Butterfly weed has a PR problem, because if all you hear is its name, the weed part is a bit of a turnoff. But it‘s a gorgeous addition to any perennial garden, and pollinators absolutely love it. It’s a tough plant too, which makes it a favorite for rain gardens, bioswales, and low-maintenance, natural style perennial borders.
Brilliant orange flowers in huge clusters up to nine inches across bloom from the center out in July. The stems below the flowers can be a bit bare and thin, so it’s a good middle-layer plant rather than something you plant right at the edge of a bed. You may know butterfly weed best as the monarch butterfly plant - plants in this genus are the only food source for monarch caterpillars.
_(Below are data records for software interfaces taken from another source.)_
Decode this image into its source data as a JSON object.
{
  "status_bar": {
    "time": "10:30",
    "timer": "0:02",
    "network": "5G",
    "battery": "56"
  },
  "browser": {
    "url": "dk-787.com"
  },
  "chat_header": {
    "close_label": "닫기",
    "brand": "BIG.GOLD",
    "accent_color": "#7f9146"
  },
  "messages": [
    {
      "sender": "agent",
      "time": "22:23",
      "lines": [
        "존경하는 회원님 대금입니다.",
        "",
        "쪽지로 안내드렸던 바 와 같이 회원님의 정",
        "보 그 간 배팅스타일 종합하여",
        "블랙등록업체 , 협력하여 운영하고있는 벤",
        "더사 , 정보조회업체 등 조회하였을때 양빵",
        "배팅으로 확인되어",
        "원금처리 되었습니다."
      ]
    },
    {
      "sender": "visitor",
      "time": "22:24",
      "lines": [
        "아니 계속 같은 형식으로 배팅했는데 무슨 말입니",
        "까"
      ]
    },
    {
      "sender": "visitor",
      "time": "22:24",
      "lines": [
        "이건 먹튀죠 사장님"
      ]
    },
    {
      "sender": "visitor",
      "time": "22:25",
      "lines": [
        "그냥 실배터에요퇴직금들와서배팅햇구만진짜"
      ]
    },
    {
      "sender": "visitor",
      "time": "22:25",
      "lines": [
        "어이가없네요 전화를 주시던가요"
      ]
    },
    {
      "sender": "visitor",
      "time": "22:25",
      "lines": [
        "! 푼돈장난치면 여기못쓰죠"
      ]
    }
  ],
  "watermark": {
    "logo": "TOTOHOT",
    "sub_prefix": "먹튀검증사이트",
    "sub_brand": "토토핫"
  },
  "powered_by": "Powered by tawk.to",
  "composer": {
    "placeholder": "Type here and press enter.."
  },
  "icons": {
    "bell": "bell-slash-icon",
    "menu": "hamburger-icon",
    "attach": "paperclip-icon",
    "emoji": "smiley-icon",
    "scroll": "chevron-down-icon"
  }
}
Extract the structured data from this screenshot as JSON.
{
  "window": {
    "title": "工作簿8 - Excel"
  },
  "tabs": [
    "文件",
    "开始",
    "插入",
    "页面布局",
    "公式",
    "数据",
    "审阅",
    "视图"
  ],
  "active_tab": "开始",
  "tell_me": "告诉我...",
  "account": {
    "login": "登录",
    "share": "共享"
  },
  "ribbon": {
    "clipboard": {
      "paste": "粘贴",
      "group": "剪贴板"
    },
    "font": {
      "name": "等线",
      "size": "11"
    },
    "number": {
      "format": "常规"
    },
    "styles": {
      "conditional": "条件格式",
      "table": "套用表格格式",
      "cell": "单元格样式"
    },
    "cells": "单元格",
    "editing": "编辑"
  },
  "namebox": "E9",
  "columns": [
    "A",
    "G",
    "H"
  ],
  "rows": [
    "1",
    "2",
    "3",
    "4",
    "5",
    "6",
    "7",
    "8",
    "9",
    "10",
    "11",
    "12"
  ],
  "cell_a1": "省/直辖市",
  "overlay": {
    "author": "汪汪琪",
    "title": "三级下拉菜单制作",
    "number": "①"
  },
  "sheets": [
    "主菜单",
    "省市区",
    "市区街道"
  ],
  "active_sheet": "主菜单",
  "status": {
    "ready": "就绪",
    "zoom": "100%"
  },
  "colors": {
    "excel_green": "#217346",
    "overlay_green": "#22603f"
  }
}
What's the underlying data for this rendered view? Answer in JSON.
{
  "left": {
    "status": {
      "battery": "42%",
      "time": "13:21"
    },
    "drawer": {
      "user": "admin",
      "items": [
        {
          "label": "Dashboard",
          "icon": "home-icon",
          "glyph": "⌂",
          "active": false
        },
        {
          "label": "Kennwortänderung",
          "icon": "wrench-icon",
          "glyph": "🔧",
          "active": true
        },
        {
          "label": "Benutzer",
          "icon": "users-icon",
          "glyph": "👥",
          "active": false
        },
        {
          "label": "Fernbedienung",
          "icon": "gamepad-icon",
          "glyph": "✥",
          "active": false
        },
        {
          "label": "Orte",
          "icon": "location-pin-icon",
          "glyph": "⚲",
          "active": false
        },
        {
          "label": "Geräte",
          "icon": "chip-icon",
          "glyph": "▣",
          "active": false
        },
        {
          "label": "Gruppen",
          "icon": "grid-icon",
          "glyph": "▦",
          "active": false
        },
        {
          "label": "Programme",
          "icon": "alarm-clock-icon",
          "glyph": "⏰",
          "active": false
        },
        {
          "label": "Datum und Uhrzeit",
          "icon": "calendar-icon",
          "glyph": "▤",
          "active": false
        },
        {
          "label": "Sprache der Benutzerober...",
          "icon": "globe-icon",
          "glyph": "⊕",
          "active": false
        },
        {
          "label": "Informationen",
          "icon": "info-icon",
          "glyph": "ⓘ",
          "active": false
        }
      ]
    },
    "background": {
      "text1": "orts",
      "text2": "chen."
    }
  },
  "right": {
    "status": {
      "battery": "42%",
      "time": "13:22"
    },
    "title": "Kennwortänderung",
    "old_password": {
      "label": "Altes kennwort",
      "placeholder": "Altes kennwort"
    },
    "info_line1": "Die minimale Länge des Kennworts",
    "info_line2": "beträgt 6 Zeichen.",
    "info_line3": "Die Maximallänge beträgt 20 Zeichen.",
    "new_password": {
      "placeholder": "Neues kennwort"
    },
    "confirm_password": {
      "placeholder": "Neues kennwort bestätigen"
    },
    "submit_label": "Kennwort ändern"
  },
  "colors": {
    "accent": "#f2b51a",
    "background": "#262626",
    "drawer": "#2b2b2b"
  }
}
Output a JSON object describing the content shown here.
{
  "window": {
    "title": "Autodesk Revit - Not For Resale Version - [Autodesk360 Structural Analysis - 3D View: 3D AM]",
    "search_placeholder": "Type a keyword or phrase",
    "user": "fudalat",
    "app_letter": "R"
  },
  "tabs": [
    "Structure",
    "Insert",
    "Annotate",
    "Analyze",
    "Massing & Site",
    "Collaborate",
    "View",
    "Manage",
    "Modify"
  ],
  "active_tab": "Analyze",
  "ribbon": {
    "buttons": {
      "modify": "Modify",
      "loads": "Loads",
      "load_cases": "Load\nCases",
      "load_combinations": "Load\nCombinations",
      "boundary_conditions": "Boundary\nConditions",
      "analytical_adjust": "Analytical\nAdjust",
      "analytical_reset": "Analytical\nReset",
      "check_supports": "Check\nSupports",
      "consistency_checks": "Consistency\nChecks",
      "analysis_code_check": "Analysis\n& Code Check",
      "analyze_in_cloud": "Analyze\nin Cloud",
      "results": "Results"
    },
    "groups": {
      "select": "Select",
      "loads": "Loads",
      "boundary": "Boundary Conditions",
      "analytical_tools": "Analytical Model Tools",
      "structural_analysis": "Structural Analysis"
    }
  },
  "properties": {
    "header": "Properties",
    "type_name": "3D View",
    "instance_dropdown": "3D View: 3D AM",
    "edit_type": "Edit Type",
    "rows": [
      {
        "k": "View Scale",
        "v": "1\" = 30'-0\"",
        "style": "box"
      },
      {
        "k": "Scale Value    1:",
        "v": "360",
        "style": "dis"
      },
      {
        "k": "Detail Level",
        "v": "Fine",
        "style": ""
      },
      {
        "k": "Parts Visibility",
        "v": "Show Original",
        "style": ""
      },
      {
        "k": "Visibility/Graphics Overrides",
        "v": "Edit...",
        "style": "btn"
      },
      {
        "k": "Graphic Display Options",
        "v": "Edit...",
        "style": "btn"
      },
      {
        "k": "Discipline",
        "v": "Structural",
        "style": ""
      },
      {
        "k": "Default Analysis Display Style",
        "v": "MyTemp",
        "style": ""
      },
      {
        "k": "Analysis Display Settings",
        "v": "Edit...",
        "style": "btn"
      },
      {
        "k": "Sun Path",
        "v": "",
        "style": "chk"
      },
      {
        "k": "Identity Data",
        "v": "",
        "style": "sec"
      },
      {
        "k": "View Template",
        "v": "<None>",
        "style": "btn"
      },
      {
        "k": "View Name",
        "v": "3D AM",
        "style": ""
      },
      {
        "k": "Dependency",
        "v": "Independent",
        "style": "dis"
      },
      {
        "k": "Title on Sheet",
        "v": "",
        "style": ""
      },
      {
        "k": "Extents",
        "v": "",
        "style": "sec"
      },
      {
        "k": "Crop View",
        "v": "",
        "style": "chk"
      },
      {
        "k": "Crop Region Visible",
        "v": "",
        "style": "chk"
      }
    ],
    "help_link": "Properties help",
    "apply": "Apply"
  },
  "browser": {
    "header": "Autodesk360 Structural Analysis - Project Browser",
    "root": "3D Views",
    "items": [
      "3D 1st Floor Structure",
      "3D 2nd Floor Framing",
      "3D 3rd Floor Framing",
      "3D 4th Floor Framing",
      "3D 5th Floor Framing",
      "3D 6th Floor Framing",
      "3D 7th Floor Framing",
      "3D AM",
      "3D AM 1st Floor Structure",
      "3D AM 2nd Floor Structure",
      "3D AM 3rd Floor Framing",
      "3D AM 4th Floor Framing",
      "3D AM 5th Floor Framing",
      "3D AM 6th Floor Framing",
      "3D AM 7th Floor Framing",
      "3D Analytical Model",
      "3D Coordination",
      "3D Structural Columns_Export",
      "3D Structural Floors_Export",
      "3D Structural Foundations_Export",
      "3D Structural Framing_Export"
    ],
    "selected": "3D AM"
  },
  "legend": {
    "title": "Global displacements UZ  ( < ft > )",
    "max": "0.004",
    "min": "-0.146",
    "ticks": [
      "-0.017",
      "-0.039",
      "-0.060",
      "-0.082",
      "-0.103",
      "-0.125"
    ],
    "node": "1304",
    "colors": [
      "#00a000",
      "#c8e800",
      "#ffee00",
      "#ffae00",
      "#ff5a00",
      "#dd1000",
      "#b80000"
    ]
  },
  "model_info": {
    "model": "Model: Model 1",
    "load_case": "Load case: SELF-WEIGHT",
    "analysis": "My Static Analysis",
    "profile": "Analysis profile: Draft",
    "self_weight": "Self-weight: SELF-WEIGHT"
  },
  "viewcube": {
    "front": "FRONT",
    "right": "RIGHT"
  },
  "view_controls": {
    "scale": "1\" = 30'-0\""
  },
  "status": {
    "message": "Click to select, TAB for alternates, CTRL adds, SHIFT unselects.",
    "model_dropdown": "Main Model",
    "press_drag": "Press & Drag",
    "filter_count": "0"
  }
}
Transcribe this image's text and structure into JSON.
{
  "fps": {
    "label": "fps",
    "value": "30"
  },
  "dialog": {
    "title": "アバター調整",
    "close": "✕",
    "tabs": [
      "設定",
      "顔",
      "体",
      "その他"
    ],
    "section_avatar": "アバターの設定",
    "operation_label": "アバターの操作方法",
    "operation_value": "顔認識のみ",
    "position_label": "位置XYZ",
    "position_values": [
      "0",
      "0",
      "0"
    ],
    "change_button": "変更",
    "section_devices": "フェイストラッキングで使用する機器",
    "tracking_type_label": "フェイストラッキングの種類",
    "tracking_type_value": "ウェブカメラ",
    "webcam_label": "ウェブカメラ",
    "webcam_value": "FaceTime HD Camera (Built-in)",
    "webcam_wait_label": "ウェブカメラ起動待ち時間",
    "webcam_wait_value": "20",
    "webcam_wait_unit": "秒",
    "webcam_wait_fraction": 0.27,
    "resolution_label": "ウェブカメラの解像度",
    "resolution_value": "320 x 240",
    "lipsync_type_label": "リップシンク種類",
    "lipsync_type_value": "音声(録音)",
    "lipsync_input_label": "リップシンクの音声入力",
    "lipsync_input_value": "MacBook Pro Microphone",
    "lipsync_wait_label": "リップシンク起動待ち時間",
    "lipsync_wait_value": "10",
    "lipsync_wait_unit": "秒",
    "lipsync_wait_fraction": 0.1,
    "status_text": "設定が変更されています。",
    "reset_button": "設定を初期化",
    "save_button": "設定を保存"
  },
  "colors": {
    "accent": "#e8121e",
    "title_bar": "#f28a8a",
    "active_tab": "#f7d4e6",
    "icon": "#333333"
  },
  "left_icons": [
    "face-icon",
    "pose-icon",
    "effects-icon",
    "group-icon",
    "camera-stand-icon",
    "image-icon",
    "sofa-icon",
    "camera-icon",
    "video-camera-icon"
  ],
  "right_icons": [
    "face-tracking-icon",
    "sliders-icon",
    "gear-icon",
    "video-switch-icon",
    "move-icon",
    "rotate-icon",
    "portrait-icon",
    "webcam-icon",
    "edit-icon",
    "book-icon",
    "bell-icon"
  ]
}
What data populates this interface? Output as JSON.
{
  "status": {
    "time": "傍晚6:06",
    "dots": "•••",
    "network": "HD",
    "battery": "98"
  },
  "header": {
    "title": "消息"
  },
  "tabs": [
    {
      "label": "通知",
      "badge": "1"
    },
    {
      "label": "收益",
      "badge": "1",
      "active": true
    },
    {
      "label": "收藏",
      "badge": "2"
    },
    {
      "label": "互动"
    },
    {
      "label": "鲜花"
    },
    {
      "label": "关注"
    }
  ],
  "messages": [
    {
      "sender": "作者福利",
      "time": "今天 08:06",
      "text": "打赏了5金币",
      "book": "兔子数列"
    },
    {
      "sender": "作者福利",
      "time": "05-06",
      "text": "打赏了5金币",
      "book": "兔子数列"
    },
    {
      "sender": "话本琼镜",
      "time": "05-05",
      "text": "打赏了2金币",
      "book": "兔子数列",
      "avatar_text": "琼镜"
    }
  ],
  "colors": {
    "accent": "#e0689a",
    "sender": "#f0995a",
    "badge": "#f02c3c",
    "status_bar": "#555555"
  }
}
With fewer and fewer wild places where butterfly weed can grow naturally, bringing these plants into our yards is vital to keeping the gorgeous orange butterflies around.
Common Name: Butterfly Weed, Milkweed
Scientific Name: Asclepias tuberosa
Light: full sun
Size: 18-30” tall, 18-24” wide
Bloom Time and Color: large clusters of bright orange flowers in mid-summer
Notable Varieties: ‘Hello Yellow’ (somewhat compact yellow-flowering variety); Swamp Milkweed, a water-loving, pink-flowering cousin, has similar flowers in a different color and is also landscape-friendly
Soil: tolerates clay soil and dry soil
Other Notes: pollinator-friendly, larval host for monarch butterflies, native to Indiana, deer resistant, interesting fall seed pods